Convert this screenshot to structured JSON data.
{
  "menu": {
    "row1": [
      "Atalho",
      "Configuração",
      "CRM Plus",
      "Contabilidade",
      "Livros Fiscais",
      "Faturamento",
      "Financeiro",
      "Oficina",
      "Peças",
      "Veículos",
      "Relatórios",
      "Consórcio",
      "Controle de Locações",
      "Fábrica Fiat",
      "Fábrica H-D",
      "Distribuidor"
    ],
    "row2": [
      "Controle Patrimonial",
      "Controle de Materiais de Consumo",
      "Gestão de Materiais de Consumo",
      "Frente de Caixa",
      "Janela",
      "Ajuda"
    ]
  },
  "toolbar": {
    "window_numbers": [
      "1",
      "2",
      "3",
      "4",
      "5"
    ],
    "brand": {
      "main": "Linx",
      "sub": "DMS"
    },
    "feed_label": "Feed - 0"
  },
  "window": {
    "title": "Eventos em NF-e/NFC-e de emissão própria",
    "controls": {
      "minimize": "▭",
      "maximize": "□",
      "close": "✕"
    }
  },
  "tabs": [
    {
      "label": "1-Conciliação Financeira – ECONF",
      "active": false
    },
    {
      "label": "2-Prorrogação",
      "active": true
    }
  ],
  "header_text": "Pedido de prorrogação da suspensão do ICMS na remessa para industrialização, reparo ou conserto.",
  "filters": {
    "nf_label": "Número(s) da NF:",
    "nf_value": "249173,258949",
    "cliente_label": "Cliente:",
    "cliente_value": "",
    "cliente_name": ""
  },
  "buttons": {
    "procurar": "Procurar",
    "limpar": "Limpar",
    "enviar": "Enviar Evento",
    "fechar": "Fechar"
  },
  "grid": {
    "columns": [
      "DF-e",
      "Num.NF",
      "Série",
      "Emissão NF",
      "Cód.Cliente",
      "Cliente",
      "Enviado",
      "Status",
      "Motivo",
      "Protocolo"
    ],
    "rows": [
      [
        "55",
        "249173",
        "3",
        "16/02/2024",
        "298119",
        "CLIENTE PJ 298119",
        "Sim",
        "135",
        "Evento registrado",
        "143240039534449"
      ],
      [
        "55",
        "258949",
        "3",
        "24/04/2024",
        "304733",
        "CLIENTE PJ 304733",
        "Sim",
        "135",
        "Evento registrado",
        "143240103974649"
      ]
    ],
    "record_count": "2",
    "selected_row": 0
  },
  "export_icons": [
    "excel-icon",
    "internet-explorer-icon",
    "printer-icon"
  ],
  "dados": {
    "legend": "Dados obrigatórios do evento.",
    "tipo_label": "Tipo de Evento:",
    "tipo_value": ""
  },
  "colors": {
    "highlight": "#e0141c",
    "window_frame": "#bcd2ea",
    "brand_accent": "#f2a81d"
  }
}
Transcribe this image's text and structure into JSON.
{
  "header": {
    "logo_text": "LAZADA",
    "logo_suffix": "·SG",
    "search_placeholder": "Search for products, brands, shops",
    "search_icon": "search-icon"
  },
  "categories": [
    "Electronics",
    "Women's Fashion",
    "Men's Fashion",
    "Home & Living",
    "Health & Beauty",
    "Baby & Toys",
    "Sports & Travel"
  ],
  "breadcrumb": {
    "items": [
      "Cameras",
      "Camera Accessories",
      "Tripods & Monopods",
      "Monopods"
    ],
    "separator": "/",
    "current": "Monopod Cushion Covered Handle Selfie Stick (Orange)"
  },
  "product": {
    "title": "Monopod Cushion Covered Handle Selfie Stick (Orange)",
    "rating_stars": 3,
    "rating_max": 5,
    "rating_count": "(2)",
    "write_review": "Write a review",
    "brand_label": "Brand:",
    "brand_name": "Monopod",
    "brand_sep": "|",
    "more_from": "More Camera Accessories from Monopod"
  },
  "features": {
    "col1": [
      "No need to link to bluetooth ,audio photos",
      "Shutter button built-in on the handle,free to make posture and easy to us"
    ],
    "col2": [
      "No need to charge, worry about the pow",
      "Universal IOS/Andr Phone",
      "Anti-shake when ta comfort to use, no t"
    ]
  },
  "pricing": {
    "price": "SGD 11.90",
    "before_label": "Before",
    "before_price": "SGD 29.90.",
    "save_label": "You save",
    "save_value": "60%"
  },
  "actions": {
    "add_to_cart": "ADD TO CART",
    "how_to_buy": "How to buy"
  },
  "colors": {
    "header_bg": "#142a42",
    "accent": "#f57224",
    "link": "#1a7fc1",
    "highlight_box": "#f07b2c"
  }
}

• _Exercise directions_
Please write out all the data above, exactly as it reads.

• _Solution for this problem_
Convert this screenshot to structured JSON data.
{
  "menu": {
    "row1": [
      "Atalho",
      "Configuração",
      "CRM Plus",
      "Contabilidade",
      "Livros Fiscais",
      "Faturamento",
      "Financeiro",
      "Oficina",
      "Peças",
      "Veículos",
      "Relatórios",
      "Consórcio",
      "Controle de Locações",
      "Fábrica Fiat",
      "Fábrica H-D",
      "Distribuidor"
    ],
    "row2": [
      "Controle Patrimonial",
      "Controle de Materiais de Consumo",
      "Gestão de Materiais de Consumo",
      "Frente de Caixa",
      "Janela",
      "Ajuda"
    ]
  },
  "toolbar": {
    "window_numbers": [
      "1",
      "2",
      "3",
      "4",
      "5"
    ],
    "brand": {
      "main": "Linx",
      "sub": "DMS"
    },
    "feed_label": "Feed - 0"
  },
  "window": {
    "title": "Eventos em NF-e/NFC-e de emissão própria",
    "controls": {
      "minimize": "▭",
      "maximize": "□",
      "close": "✕"
    }
  },
  "tabs": [
    {
      "label": "1-Conciliação Financeira – ECONF",
      "active": false
    },
    {
      "label": "2-Prorrogação",
      "active": true
    }
  ],
  "header_text": "Pedido de prorrogação da suspensão do ICMS na remessa para industrialização, reparo ou conserto.",
  "filters": {
    "nf_label": "Número(s) da NF:",
    "nf_value": "249173,258949",
    "cliente_label": "Cliente:",
    "cliente_value": "",
    "cliente_name": ""
  },
  "buttons": {
    "procurar": "Procurar",
    "limpar": "Limpar",
    "enviar": "Enviar Evento",
    "fechar": "Fechar"
  },
  "grid": {
    "columns": [
      "DF-e",
      "Num.NF",
      "Série",
      "Emissão NF",
      "Cód.Cliente",
      "Cliente",
      "Enviado",
      "Status",
      "Motivo",
      "Protocolo"
    ],
    "rows": [
      [
        "55",
        "249173",
        "3",
        "16/02/2024",
        "298119",
        "CLIENTE PJ 298119",
        "Sim",
        "135",
        "Evento registrado",
        "143240039534449"
      ],
      [
        "55",
        "258949",
        "3",
        "24/04/2024",
        "304733",
        "CLIENTE PJ 304733",
        "Sim",
        "135",
        "Evento registrado",
        "143240103974649"
      ]
    ],
    "record_count": "2",
    "selected_row": 0
  },
  "export_icons": [
    "excel-icon",
    "internet-explorer-icon",
    "printer-icon"
  ],
  "dados": {
    "legend": "Dados obrigatórios do evento.",
    "tipo_label": "Tipo de Evento:",
    "tipo_value": ""
  },
  "colors": {
    "highlight": "#e0141c",
    "window_frame": "#bcd2ea",
    "brand_accent": "#f2a81d"
  }
}
Transcribe this image's text and structure into JSON.
{
  "header": {
    "logo_text": "LAZADA",
    "logo_suffix": "·SG",
    "search_placeholder": "Search for products, brands, shops",
    "search_icon": "search-icon"
  },
  "categories": [
    "Electronics",
    "Women's Fashion",
    "Men's Fashion",
    "Home & Living",
    "Health & Beauty",
    "Baby & Toys",
    "Sports & Travel"
  ],
  "breadcrumb": {
    "items": [
      "Cameras",
      "Camera Accessories",
      "Tripods & Monopods",
      "Monopods"
    ],
    "separator": "/",
    "current": "Monopod Cushion Covered Handle Selfie Stick (Orange)"
  },
  "product": {
    "title": "Monopod Cushion Covered Handle Selfie Stick (Orange)",
    "rating_stars": 3,
    "rating_max": 5,
    "rating_count": "(2)",
    "write_review": "Write a review",
    "brand_label": "Brand:",
    "brand_name": "Monopod",
    "brand_sep": "|",
    "more_from": "More Camera Accessories from Monopod"
  },
  "features": {
    "col1": [
      "No need to link to bluetooth ,audio photos",
      "Shutter button built-in on the handle,free to make posture and easy to us"
    ],
    "col2": [
      "No need to charge, worry about the pow",
      "Universal IOS/Andr Phone",
      "Anti-shake when ta comfort to use, no t"
    ]
  },
  "pricing": {
    "price": "SGD 11.90",
    "before_label": "Before",
    "before_price": "SGD 29.90.",
    "save_label": "You save",
    "save_value": "60%"
  },
  "actions": {
    "add_to_cart": "ADD TO CART",
    "how_to_buy": "How to buy"
  },
  "colors": {
    "header_bg": "#142a42",
    "accent": "#f57224",
    "link": "#1a7fc1",
    "highlight_box": "#f07b2c"
  }
}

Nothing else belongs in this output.